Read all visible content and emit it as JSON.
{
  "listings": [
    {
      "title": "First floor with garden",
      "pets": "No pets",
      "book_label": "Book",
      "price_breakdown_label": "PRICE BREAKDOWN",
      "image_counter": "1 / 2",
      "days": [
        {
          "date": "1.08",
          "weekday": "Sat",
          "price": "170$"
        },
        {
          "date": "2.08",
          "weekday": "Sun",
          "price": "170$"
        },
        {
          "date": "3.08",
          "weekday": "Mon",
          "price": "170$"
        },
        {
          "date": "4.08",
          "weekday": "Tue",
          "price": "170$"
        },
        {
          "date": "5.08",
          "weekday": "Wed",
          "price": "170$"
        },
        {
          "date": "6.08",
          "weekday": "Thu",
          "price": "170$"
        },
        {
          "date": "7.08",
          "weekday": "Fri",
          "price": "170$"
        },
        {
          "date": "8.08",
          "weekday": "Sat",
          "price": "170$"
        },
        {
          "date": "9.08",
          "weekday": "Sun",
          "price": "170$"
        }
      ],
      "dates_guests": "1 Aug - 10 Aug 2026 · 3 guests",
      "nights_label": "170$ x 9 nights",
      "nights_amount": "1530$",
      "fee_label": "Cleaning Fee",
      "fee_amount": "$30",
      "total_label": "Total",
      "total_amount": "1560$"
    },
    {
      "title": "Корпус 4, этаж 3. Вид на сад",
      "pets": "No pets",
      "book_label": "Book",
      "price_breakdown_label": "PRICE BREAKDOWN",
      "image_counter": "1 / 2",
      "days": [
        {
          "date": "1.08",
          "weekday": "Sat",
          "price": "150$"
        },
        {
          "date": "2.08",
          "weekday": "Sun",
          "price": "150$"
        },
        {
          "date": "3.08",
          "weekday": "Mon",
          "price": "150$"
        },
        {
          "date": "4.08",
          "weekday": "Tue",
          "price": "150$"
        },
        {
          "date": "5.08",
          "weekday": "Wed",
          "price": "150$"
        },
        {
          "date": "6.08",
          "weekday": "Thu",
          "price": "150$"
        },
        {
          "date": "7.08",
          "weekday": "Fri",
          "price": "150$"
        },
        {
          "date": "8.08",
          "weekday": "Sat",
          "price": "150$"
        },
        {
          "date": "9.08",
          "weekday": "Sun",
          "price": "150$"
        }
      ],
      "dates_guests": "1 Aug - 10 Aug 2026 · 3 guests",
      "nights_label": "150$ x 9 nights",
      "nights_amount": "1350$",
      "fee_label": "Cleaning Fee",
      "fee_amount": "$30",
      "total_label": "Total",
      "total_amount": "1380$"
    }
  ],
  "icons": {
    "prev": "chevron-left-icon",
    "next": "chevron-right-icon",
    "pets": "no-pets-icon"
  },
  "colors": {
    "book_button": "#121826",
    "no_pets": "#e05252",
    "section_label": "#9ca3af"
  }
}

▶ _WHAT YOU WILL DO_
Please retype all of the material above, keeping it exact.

▶ _THE ANSWER_
Read all visible content and emit it as JSON.
{
  "listings": [
    {
      "title": "First floor with garden",
      "pets": "No pets",
      "book_label": "Book",
      "price_breakdown_label": "PRICE BREAKDOWN",
      "image_counter": "1 / 2",
      "days": [
        {
          "date": "1.08",
          "weekday": "Sat",
          "price": "170$"
        },
        {
          "date": "2.08",
          "weekday": "Sun",
          "price": "170$"
        },
        {
          "date": "3.08",
          "weekday": "Mon",
          "price": "170$"
        },
        {
          "date": "4.08",
          "weekday": "Tue",
          "price": "170$"
        },
        {
          "date": "5.08",
          "weekday": "Wed",
          "price": "170$"
        },
        {
          "date": "6.08",
          "weekday": "Thu",
          "price": "170$"
        },
        {
          "date": "7.08",
          "weekday": "Fri",
          "price": "170$"
        },
        {
          "date": "8.08",
          "weekday": "Sat",
          "price": "170$"
        },
        {
          "date": "9.08",
          "weekday": "Sun",
          "price": "170$"
        }
      ],
      "dates_guests": "1 Aug - 10 Aug 2026 · 3 guests",
      "nights_label": "170$ x 9 nights",
      "nights_amount": "1530$",
      "fee_label": "Cleaning Fee",
      "fee_amount": "$30",
      "total_label": "Total",
      "total_amount": "1560$"
    },
    {
      "title": "Корпус 4, этаж 3. Вид на сад",
      "pets": "No pets",
      "book_label": "Book",
      "price_breakdown_label": "PRICE BREAKDOWN",
      "image_counter": "1 / 2",
      "days": [
        {
          "date": "1.08",
          "weekday": "Sat",
          "price": "150$"
        },
        {
          "date": "2.08",
          "weekday": "Sun",
          "price": "150$"
        },
        {
          "date": "3.08",
          "weekday": "Mon",
          "price": "150$"
        },
        {
          "date": "4.08",
          "weekday": "Tue",
          "price": "150$"
        },
        {
          "date": "5.08",
          "weekday": "Wed",
          "price": "150$"
        },
        {
          "date": "6.08",
          "weekday": "Thu",
          "price": "150$"
        },
        {
          "date": "7.08",
          "weekday": "Fri",
          "price": "150$"
        },
        {
          "date": "8.08",
          "weekday": "Sat",
          "price": "150$"
        },
        {
          "date": "9.08",
          "weekday": "Sun",
          "price": "150$"
        }
      ],
      "dates_guests": "1 Aug - 10 Aug 2026 · 3 guests",
      "nights_label": "150$ x 9 nights",
      "nights_amount": "1350$",
      "fee_label": "Cleaning Fee",
      "fee_amount": "$30",
      "total_label": "Total",
      "total_amount": "1380$"
    }
  ],
  "icons": {
    "prev": "chevron-left-icon",
    "next": "chevron-right-icon",
    "pets": "no-pets-icon"
  },
  "colors": {
    "book_button": "#121826",
    "no_pets": "#e05252",
    "section_label": "#9ca3af"
  }
}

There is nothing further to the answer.